Cities have become playing grounds for competitive behaviour and rapid economic dynamics. But in many cities (or urban agglomerations) economic growth is mainly manifested in specific geographic areas, where creative people and innovative entrepreneurs are located. This paper offers first the foundation for analysing the so-called 'urban buzz' and its interlinked primary drivers. The paper will next develop an analytical framework for testing the buzz hypothesis, with a special reference to the importance of social networks in Amsterdam. In our empirical analysis, we use a unique data set on social network connectivity and spatial concentration in a city, based on location-sharing services through the use of Foursquare.
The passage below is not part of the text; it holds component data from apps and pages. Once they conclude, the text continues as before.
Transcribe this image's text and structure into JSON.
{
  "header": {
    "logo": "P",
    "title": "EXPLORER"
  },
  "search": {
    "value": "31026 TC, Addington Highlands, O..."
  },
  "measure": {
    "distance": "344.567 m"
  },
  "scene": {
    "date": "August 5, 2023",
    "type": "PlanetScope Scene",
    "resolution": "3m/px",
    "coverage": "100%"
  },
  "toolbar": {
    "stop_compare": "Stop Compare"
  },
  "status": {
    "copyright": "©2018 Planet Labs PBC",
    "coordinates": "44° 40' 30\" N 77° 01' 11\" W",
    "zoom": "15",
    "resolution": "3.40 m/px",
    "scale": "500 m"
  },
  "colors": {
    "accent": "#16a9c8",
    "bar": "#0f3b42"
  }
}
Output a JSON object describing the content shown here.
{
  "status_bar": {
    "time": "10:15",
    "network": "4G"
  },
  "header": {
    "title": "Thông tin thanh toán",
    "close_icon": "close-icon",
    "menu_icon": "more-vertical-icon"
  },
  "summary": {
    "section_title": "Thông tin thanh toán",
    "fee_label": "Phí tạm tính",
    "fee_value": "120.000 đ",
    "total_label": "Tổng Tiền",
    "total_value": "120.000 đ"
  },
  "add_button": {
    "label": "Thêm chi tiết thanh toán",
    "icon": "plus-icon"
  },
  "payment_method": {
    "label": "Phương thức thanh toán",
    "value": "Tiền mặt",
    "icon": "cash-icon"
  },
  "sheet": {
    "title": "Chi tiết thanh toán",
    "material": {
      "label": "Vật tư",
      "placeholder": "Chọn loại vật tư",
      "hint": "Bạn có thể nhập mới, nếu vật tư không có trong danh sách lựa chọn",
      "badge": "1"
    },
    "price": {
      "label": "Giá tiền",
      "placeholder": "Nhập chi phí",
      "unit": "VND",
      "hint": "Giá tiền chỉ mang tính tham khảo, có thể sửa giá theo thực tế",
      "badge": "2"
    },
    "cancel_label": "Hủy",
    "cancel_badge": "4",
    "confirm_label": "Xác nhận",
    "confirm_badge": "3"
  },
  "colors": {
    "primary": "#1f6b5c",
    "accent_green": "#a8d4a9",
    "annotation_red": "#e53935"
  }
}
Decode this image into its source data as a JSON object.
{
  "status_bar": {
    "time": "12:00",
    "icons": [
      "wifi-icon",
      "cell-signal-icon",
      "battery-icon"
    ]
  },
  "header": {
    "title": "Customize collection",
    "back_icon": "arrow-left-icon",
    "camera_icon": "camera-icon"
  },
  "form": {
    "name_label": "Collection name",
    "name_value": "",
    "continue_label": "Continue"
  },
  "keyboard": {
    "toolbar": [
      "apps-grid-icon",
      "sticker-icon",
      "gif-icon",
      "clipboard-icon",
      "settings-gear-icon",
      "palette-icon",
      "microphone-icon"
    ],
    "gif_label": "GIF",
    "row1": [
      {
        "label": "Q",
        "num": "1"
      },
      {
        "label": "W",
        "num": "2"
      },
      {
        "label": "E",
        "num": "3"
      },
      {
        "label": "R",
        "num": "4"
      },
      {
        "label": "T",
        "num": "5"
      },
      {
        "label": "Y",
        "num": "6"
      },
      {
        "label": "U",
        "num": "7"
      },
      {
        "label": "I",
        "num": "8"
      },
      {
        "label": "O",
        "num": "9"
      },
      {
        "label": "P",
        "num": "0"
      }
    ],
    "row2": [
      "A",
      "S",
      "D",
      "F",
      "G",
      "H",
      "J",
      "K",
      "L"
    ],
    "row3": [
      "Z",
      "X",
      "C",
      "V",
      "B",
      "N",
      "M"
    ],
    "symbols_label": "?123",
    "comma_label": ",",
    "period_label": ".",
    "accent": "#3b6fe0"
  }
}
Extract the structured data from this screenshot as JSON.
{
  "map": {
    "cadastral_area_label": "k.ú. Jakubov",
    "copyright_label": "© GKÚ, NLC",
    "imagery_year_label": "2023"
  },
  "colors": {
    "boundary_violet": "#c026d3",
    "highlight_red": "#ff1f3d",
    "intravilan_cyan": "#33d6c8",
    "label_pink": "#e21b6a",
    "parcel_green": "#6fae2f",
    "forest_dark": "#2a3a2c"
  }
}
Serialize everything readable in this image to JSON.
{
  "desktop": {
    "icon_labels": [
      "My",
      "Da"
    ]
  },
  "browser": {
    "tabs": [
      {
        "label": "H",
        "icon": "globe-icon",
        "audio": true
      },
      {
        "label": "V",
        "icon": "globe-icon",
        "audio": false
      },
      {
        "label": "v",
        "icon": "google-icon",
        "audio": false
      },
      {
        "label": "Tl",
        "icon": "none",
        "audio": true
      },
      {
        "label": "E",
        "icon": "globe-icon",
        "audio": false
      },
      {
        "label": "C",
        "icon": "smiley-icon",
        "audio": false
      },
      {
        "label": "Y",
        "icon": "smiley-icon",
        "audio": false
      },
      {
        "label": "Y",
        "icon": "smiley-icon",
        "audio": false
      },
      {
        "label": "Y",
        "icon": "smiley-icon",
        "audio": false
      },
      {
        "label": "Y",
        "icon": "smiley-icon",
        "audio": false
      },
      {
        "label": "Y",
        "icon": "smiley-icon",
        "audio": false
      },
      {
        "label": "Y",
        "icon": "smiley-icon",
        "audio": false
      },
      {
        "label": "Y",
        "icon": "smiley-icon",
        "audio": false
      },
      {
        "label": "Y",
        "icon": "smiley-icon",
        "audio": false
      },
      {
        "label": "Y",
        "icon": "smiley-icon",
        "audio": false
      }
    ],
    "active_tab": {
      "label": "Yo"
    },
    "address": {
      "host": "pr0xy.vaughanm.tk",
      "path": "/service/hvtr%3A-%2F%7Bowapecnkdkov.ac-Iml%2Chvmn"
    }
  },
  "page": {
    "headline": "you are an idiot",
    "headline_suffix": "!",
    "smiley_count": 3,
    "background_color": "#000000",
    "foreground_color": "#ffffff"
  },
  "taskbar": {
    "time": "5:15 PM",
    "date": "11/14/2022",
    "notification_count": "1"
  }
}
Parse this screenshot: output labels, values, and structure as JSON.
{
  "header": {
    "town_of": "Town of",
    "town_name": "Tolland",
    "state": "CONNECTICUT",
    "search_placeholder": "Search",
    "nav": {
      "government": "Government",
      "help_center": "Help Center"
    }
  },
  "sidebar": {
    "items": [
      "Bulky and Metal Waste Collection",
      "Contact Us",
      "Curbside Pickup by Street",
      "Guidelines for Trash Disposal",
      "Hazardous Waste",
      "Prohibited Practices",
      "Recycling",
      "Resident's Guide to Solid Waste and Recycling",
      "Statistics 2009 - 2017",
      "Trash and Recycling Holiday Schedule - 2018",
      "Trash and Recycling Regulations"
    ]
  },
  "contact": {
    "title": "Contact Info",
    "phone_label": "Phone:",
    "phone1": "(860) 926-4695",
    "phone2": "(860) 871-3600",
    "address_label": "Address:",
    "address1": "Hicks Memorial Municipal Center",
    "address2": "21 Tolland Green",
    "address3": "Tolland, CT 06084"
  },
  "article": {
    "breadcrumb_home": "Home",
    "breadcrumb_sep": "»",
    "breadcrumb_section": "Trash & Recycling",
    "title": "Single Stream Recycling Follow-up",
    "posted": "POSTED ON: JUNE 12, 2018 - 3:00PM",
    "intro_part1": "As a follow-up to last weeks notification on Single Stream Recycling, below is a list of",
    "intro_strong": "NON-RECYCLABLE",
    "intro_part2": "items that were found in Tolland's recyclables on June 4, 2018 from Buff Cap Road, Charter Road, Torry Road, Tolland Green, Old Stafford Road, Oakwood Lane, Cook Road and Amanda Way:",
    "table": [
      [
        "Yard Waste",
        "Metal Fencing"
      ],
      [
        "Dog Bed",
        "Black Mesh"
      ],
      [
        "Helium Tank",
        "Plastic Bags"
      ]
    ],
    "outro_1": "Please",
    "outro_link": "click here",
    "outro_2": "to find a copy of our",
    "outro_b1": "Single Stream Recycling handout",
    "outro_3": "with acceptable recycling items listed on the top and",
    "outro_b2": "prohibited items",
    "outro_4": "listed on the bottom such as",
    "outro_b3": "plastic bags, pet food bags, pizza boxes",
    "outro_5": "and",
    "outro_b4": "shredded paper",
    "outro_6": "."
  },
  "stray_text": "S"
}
Our urban buzz model shows clearly that buzz and socio-economic (cultural) diversity are closely connected phenomena.
# 13-110/VIII (2013-08-06)
- Daniel Arribas-Bel, VU University Amsterdam; Karima Kourtit, VU University Amsterdam; Peter Nijkamp, VU University Amsterdam
- cultural diversity, urban buzz, agglomeration, creativity, piazza, spatial dependence, social networks
- JEL codes: